A tragic opera written by Italian composer, Giuseppe Verdi, La traviata follows the story of Violetta (a high-class courtesan in 19th-century Paris) and her passionate love affair with Alfredo (a young nobleman).  

Despite their developing romance, the relationship is soon put under pressure as societal expectations, misunderstandings and illness threaten to tear them apart – ultimately leading to a heart-breaking conclusion. 

Learn more about this iconic opera as we share a detailed story synopsis of La traviata, including the title’s meaning, famous songs and characters that play a key part in the plot. You can also read the answers to frequently asked audience questions, as well as watch video snapshots from previous ENO performances for a taste of the opera. 

La traviata Synopsis

Act I: Paris

Violetta, a courtesan of renown desire, is hosting a lavish party with the upper-class gentlemen of Paris and her fellow courtesans, all funded by her admiring patron, Baron Douphol. Amidst the champagne, she is introduced to a middle-class gentleman, Alfredo Germont, who has been in love with her for over a year – since, we learn, her illness began. Alfredo is pressured to make a toast in which Violetta joins him, urging everyone to enjoy the fleeting pleasures of life. As the guests retire to other rooms, Violetta suddenly grows ill. While left alone with Violetta, Alfredo protests his love – which she discourages at first, but then accepts in a sudden reversal. As dawn breaks, the gentlemen must all go home, and Violetta is left alone to contemplate the idea of having a true love for herself. Instead, she resolves to plunge herself headlong into the vortex of hollow pleasures that make up her existence.

Act II

Scene 1:  A house in the country, three months later

Violetta and Alfredo are now living together in the idyllic countryside. When Alfredo learns from her servant Annina that Violetta has sold her possessions to support the life they lead, he returns to the city to raise the necessary funds. In his absence, Violetta receives an unexpected visit from Alfredo’s father. He begs her to end their relationship, otherwise his daughter’s marriage into a respectable family will be threatened. After a relentless breakdown of her character, Violetta agrees to sacrifice her love – despite it breaking her will to live. Germont leaves and Violetta writes a farewell note to Alfredo: she will return to the city and Douphol’s patronage. Alfredo returns, and Violetta arranges for him to be given the note after she has gone. When he reads it, he refuses the consolation of his father (who has been watching from nearby), and rushes back to the city to avenge himself.

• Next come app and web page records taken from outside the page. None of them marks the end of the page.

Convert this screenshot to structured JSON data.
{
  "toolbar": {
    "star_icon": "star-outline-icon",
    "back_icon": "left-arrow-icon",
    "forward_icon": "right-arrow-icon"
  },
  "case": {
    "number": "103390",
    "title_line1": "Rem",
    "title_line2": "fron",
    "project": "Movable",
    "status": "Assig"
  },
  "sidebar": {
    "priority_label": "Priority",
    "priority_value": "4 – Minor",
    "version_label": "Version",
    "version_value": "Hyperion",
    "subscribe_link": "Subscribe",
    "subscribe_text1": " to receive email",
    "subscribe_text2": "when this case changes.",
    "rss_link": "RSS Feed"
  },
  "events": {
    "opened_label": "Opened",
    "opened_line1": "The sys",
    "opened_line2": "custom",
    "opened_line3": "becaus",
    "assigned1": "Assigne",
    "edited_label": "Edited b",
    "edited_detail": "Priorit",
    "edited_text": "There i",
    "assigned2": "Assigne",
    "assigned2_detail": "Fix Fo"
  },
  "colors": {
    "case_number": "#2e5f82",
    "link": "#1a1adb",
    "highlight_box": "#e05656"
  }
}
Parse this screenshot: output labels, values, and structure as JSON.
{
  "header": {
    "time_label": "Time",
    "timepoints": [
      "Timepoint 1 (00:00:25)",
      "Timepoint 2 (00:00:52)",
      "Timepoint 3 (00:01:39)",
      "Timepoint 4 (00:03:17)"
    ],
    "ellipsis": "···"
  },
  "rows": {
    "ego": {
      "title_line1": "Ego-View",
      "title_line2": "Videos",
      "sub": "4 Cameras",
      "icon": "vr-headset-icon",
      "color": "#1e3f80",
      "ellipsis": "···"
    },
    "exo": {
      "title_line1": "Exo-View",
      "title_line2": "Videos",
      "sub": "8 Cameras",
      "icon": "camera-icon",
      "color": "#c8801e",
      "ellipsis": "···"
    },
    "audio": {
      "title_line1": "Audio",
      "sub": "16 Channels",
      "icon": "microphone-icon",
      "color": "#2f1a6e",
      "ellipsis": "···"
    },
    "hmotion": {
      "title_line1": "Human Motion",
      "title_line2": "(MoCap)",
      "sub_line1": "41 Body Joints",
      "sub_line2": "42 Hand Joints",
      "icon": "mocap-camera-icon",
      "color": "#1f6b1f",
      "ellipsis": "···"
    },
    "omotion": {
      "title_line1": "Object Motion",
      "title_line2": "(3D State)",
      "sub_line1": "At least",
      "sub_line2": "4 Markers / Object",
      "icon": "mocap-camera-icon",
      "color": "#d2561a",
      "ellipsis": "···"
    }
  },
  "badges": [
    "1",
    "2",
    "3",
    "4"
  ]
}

Scene 2: Paris, that same night

A party is in progress, enlivened by a masque of gypsies and bullfighters. Alfredo appears alone and witnesses Violetta on the arm of Douphol. The two men play an aggressive round of cards which Alfredo wins. When she has an opportunity, Violetta speaks to Alfredo alone and begs him to leave and avoid a deadly fight with Douphol; pressed by Alfredo, she maintains her promise to Alfredo’s father and tells Alfredo that she loves Douphol. In a fury, Alfredo summons the guests to witness the repayment of his debts as he flings his winnings at her. Germont enters in time to witness his son’s outburst and shames him. Alfredo must leave the party – and Violetta.

Act III: Violetta’s bedroom, a few months later

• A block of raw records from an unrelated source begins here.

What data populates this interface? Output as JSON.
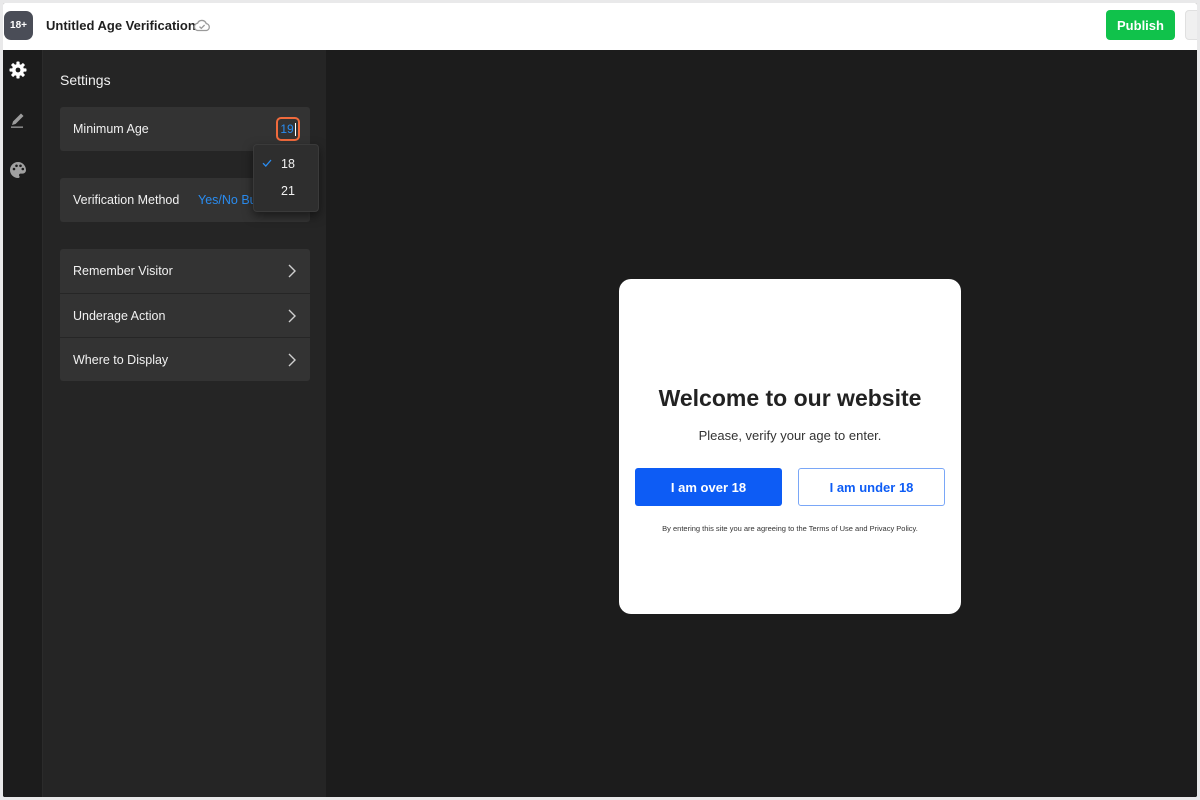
{
  "header": {
    "logo_text": "18+",
    "title": "Untitled Age Verification",
    "publish_label": "Publish",
    "publish_color": "#10c24b"
  },
  "rail": {
    "icons": [
      "gear-icon",
      "pencil-icon",
      "palette-icon"
    ]
  },
  "settings": {
    "title": "Settings",
    "minimum_age": {
      "label": "Minimum Age",
      "value": "19"
    },
    "age_options": [
      {
        "value": "18",
        "selected": true
      },
      {
        "value": "21",
        "selected": false
      }
    ],
    "verification_method": {
      "label": "Verification Method",
      "value": "Yes/No Bu"
    },
    "nav_items": [
      {
        "label": "Remember Visitor"
      },
      {
        "label": "Underage Action"
      },
      {
        "label": "Where to Display"
      }
    ]
  },
  "preview": {
    "title": "Welcome to our website",
    "subtitle": "Please, verify your age to enter.",
    "over_button": "I am over 18",
    "under_button": "I am under 18",
    "disclaimer": "By entering this site you are agreeing to the Terms of Use and Privacy Policy.",
    "accent_color": "#0d5cf5"
  }
}
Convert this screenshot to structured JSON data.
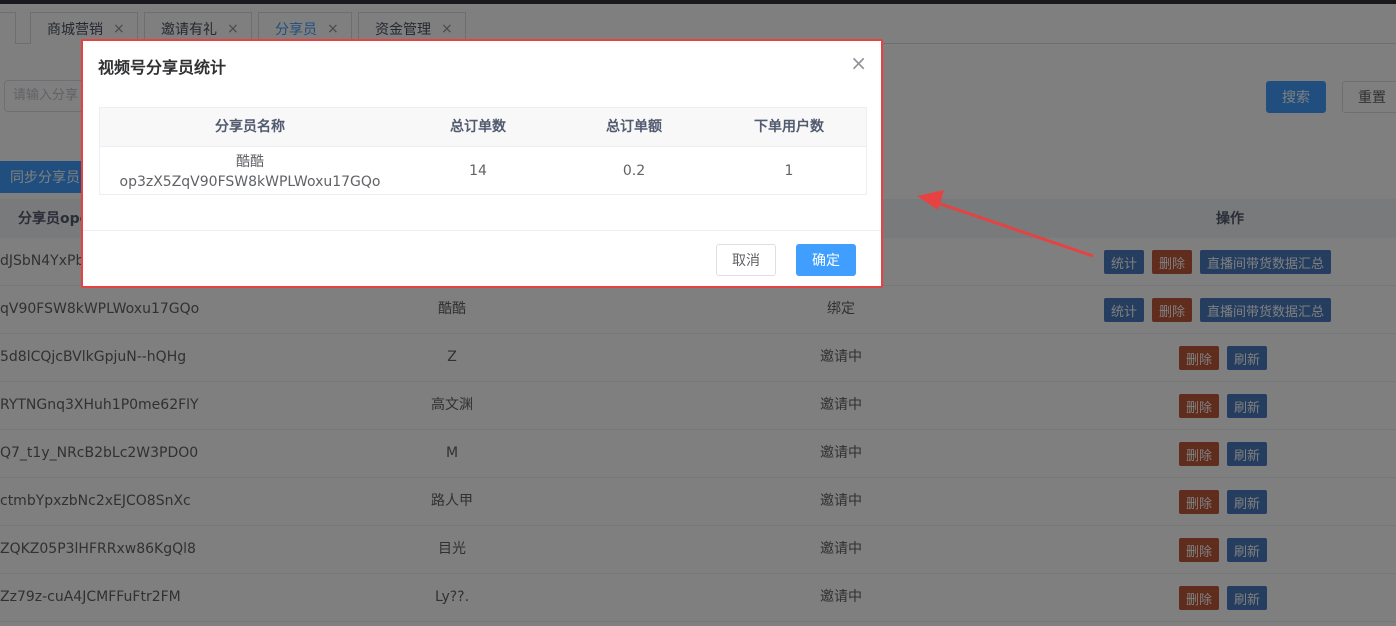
{
  "tabs": [
    {
      "label": "商城营销"
    },
    {
      "label": "邀请有礼"
    },
    {
      "label": "分享员"
    },
    {
      "label": "资金管理"
    }
  ],
  "tab_close_glyph": "×",
  "search": {
    "placeholder": "请输入分享",
    "search_label": "搜索",
    "reset_label": "重置"
  },
  "sync_label": "同步分享员",
  "table": {
    "headers": {
      "openid": "分享员ope",
      "actions": "操作"
    },
    "rows": [
      {
        "openid": "dJSbN4YxPbo",
        "name": "",
        "status": "",
        "ops": [
          "统计",
          "删除",
          "直播间带货数据汇总"
        ]
      },
      {
        "openid": "qV90FSW8kWPLWoxu17GQo",
        "name": "酷酷",
        "status": "绑定",
        "ops": [
          "统计",
          "删除",
          "直播间带货数据汇总"
        ]
      },
      {
        "openid": "5d8lCQjcBVlkGpjuN--hQHg",
        "name": "Z",
        "status": "邀请中",
        "ops": [
          "删除",
          "刷新"
        ]
      },
      {
        "openid": "RYTNGnq3XHuh1P0me62FlY",
        "name": "高文渊",
        "status": "邀请中",
        "ops": [
          "删除",
          "刷新"
        ]
      },
      {
        "openid": "Q7_t1y_NRcB2bLc2W3PDO0",
        "name": "M",
        "status": "邀请中",
        "ops": [
          "删除",
          "刷新"
        ]
      },
      {
        "openid": "ctmbYpxzbNc2xEJCO8SnXc",
        "name": "路人甲",
        "status": "邀请中",
        "ops": [
          "删除",
          "刷新"
        ]
      },
      {
        "openid": "ZQKZ05P3lHFRRxw86KgQl8",
        "name": "目光",
        "status": "邀请中",
        "ops": [
          "删除",
          "刷新"
        ]
      },
      {
        "openid": "Zz79z-cuA4JCMFFuFtr2FM",
        "name": "Ly??.",
        "status": "邀请中",
        "ops": [
          "删除",
          "刷新"
        ]
      }
    ]
  },
  "dialog": {
    "title": "视频号分享员统计",
    "close_glyph": "×",
    "headers": {
      "name": "分享员名称",
      "orders": "总订单数",
      "amount": "总订单额",
      "users": "下单用户数"
    },
    "row": {
      "name": "酷酷",
      "openid": "op3zX5ZqV90FSW8kWPLWoxu17GQo",
      "orders": "14",
      "amount": "0.2",
      "users": "1"
    },
    "cancel_label": "取消",
    "confirm_label": "确定"
  },
  "colors": {
    "primary": "#409eff",
    "danger_border": "#e64242",
    "annotation_arrow": "#e64242"
  }
}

The doctor tells Annina that her mistress will soon die. Violetta instructs Annina to give what little money they have left to the poor, and re-reads a letter from Germont telling her that Alfredo now knows of her sacrifice and is returning to beg her forgiveness. She believes it is now too late for a reunion with Alfredo. She bids farewell to all her hopes and prays to be released from this suffering. The sounds of a carnival in the street summon false hopes of Alfredo’s return. Then, to her astonishment, Alfredo returns to hold his beloved. Germont arrives to give his blessing, full of remorse at the pain he has caused. But it is too late.

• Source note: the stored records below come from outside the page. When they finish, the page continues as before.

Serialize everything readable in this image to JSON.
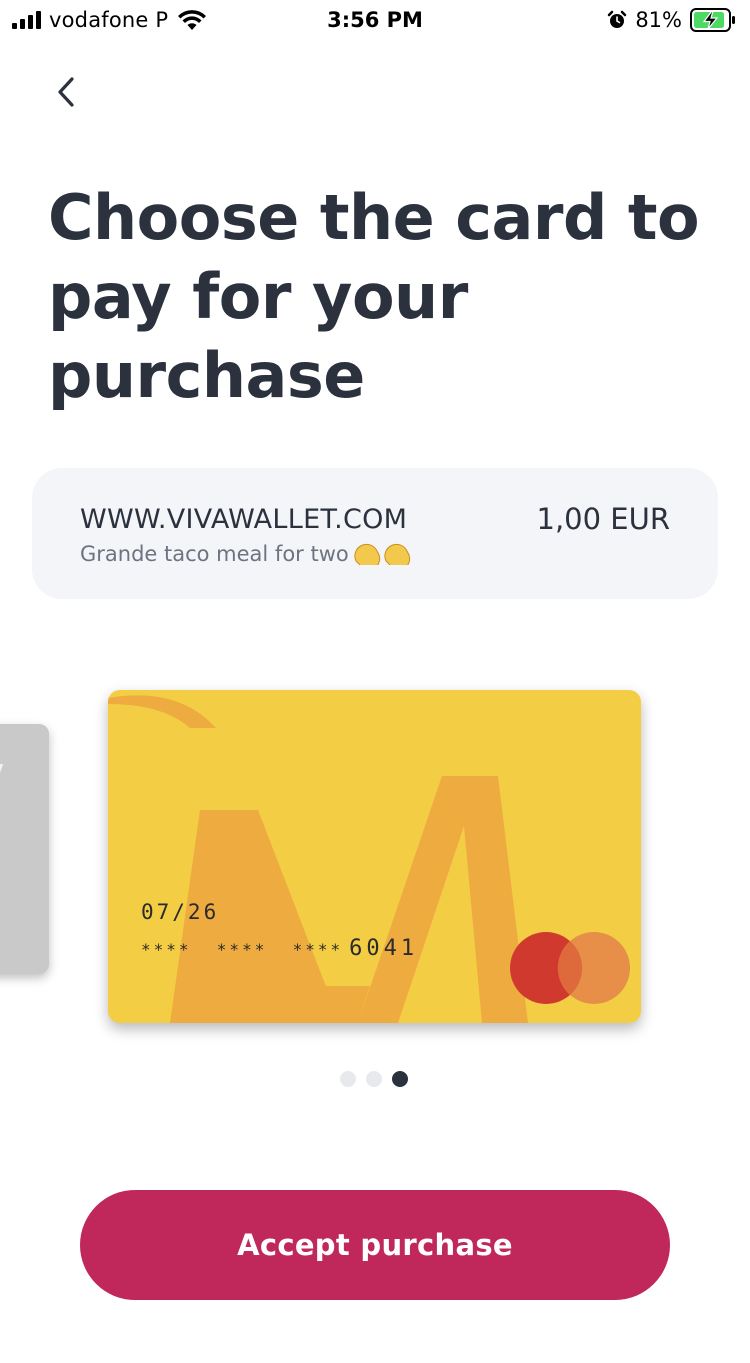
{
  "status_bar": {
    "carrier": "vodafone P",
    "time": "3:56 PM",
    "battery_percent": "81%",
    "icons": [
      "signal-icon",
      "wifi-icon",
      "alarm-icon",
      "battery-charging-icon"
    ]
  },
  "header": {
    "back_icon": "chevron-left-icon"
  },
  "title": "Choose the card to pay for your purchase",
  "merchant": {
    "name": "WWW.VIVAWALLET.COM",
    "description": "Grande taco meal for two",
    "description_icons": [
      "taco-icon",
      "taco-icon"
    ],
    "amount": "1,00 EUR"
  },
  "cards": {
    "selected": {
      "expiry": "07/26",
      "masked_groups": "****  ****  ****",
      "last4": "6041",
      "brand_icon": "mastercard-icon",
      "color": "#f3cd44",
      "art_color": "#eeab3f"
    },
    "previous_card_color": "#c9c9c9"
  },
  "pager": {
    "total": 3,
    "active_index": 3
  },
  "actions": {
    "accept_label": "Accept purchase"
  },
  "colors": {
    "primary": "#c0285c",
    "text_dark": "#2b323e",
    "panel_bg": "#f4f5f9"
  }
}
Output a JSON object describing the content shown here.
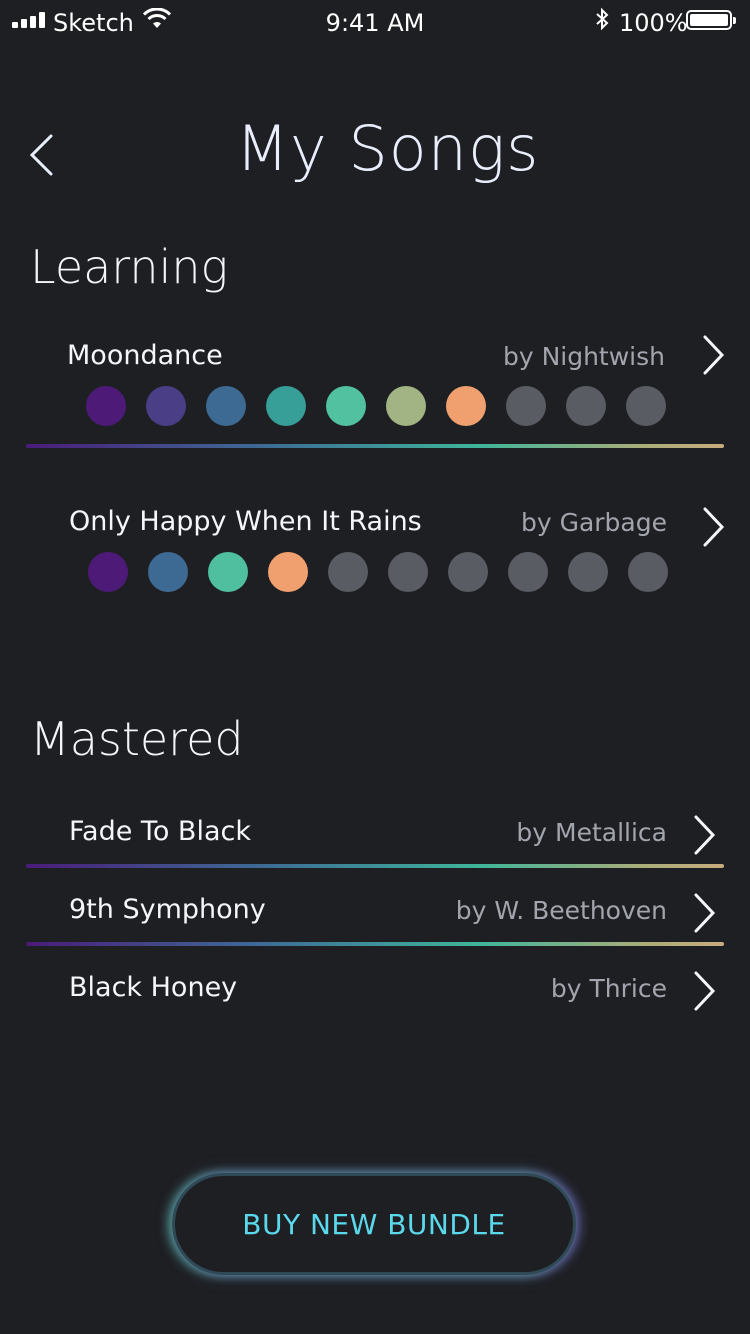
{
  "status_bar": {
    "carrier": "Sketch",
    "time": "9:41 AM",
    "battery_percent": "100%"
  },
  "header": {
    "title": "My Songs",
    "back_icon": "chevron-left-icon"
  },
  "sections": {
    "learning": {
      "title": "Learning",
      "songs": [
        {
          "name": "Moondance",
          "artist": "by Nightwish",
          "progress_dots": [
            "#4d1a78",
            "#4a3f86",
            "#3d6a92",
            "#379e98",
            "#52c1a0",
            "#a2b484",
            "#f0a06e",
            "#595c63",
            "#595c63",
            "#595c63"
          ]
        },
        {
          "name": "Only Happy When It Rains",
          "artist": "by Garbage",
          "progress_dots": [
            "#4d1a78",
            "#3d6a92",
            "#4fbf9f",
            "#f0a06e",
            "#595c63",
            "#595c63",
            "#595c63",
            "#595c63",
            "#595c63",
            "#595c63"
          ]
        }
      ]
    },
    "mastered": {
      "title": "Mastered",
      "songs": [
        {
          "name": "Fade To Black",
          "artist": "by Metallica"
        },
        {
          "name": "9th Symphony",
          "artist": "by W. Beethoven"
        },
        {
          "name": "Black Honey",
          "artist": "by Thrice"
        }
      ]
    }
  },
  "buy_button": {
    "label": "BUY NEW BUNDLE"
  },
  "colors": {
    "background": "#1e1f23",
    "accent_text": "#5ad8ec",
    "dot_inactive": "#595c63",
    "gradient": [
      "#4a1b79",
      "#3d6e96",
      "#3fb59a",
      "#c8ab7d"
    ]
  }
}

Frequently Asked Questions About La traviata

Originally titled Violetta after the opera’s main character, La traviata was written by composer, Giuseppe Verdi (1813-1901), and set to an Italian libretto by Francesco Maria Piave. The story was based on Alexandre Dumas’s play, ‘La Dame aux Camélias’ (1852), which he adapted from his own novel of the same name (1848).

La traviata was written in 1853 and premiered at the La Fenice opera house in Venice later that year. Although not initially popular with audiences, to this day it continues to be one of Verdi’s best-known works.

La traviata is a tragic tale about Parisian courtesan, Violetta, who attempts to leave the life she knows behind to try and finally find true love. When she meets romantic, Alfredo, the hypocrisy of upper-class society threatens their love – and someone must pay the ultimate price.

La traviata is set in Paris, France in the late 1950s. The story plays out across various locations within the city, including Violetta’s luxurious Parisian home, Flora’s country house and the venues of elite social gatherings. 

Considering the opera’s global popularity, it’s no surprise that La traviata has a host of famous songs and arias. One of the most famous arias is ‘Sempre libera’ (‘Always Free’): an emotionally charged showcase sung by main character, Violetta. Other well-known melodies include ‘Brindisi’ (also known as ‘The Drinking Song’), a lively piece performed in Act 1 during a party scene where the characters toast to life and love.  

La traviata translates to The fallen woman or ‘The woman who strayed’ in English, and refers to the main character, Violetta Valéry, who is judged by her peers for her lifestyle choices. It reflects the central theme of the opera, exploring the challenges and sacrifices faced by a woman who deviates from societal norms. 

Read the introductory guide to La traviata